In a 1996 interview, David Bowie said something along the lines of: If you’re really turned on by whatever it is you are creating, there’s bound to be other people out there who will like it too. As with many things, Bowie was right. It’s absolutely true. This has become my creative mantra for art and music.

Having looked at the options available to independent musicians, Bandcamp was the platform to offer what I was looking for. I joined, and published Inferno as a digital download – and it sold! Encouraged by this, I also published Into the Light and Mechanical Drive, before focusing on my next project.

Around the same time, I was invited to become honorary musician for The Initiative for Interstellar Studies (I4IS), a new organisation keen to promote its mission via the creative arts. This gave my music a second home and also the chance over the following years to work on a series of space travel-themed albums – perfect for my style of music – that I published in association with I4IS.

Every album was a learning curve. With each project, I would learn something new on the technical side, whilst improving my playing. Each album would often better the previous. Being purely independent, there is no pressure or deadlines to hit, other than my own. In a sense, I started treating music the same way self-publishing authors work, putting out one or two new releases each year to keep momentum and interest.

The contrasting dark and light themes continue through all my work, with album concepts including time, dreams and space travel (many of the same themes you’ll see in my artwork).

Making music also offers a different creative channel to my primary work of digital art and graphic design. It’s often nice to have an album project on the go at the same time as I’m working on a book cover or a personal piece.

More and more artists – amateur and established – are going down the independent route. As with self-publishing, The Internet has given our music the chance to be heard in all parts of the world, without needing a record label, and technology has allowed us to make professional quality music from the comforts of home without expensive studio time.

I like the way Bandcamp operate, and they’re an ideal platform for new and independent artists and especially for those niche genres of music such as my own.

I never imagined I would have a discography, and the simple fact that other people like it enough to buy, has kept me motivated. I appreciate that support enormously.

What’s the point in making art if nobody else gets to see or hear it?

Explore The Light Dreams’ discography at: thelightdreams.bandcamp.com

Any comments or questions welcome!

Recent Features

Here is a guest post I wrote recently for the RetroVideoGamer website, talking about the inspiration of 90s Amiga computer game music:

http://www.retrovideogamer.co.uk/the-chiptune-legacy-amiga-music-inspiration-25-years-on/

I also participated in SouthWaves Audio’s regular ‘5 Questions’ feature:

http://www.southwavesaudio.co.uk/2018/05/15/interview-alex-the-light-dreams/

From the shadows…

I recently completed 3 illustrations that were inspired by The Body Library – the latest book by Jeff Noon.
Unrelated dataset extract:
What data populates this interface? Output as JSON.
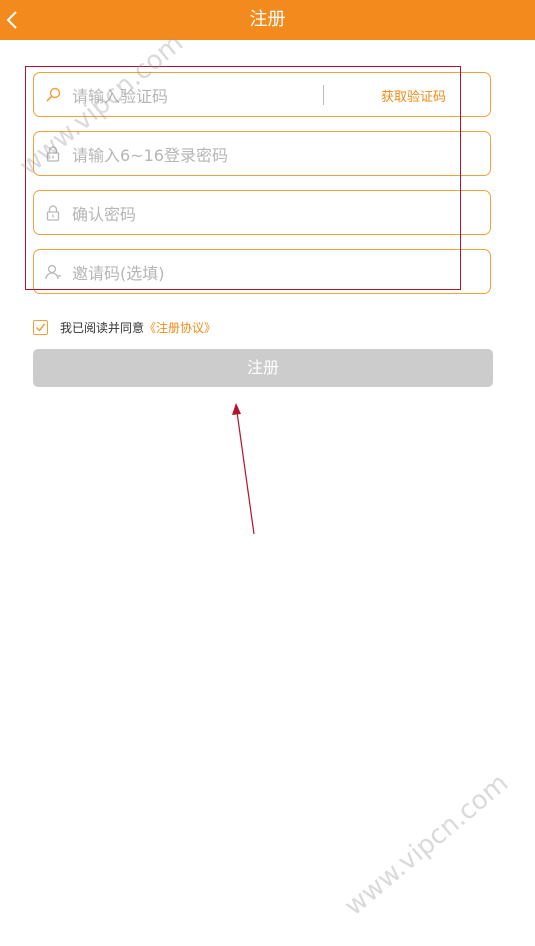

I was present at the book’s launch at Follycon, earlier this year, where Noon read a haunting passage from the book – although I was already sold on it, having read the first book in the series, A Man of Shadows, last year.

The world which Jeff Noon has created for the inspector Nyquist mysteries is quite unusual. Astoundingly original, in fact. I haven’t read anything quite like it. The first book,  A Man of Shadows, was set across two time (and mind) bending worlds; Dayzone (a city of constant daylight) and Nocturna (an eerie underworld of perpetual darkness). It felt like a surreal film noir, or some kind of retro-futuristic graphic novel. For The Body Library, Jeff Noon turned that strangeness up to 11, setting the book in the city of Storyville… a place founded on the written word. Words spread like living disease and everyday life is infected by stories.

Living up to its title, The Body Library is a  surreal and disturbed with a gripping murder mystery at its core. I found my inspiration fired up, and knew I had to interpret some of the book’s moments in my own way; as if illustrating an imaginary graphical version of the story. I hadn’t done any illustration work like this for a long time, so that in itself was particularly rewarding.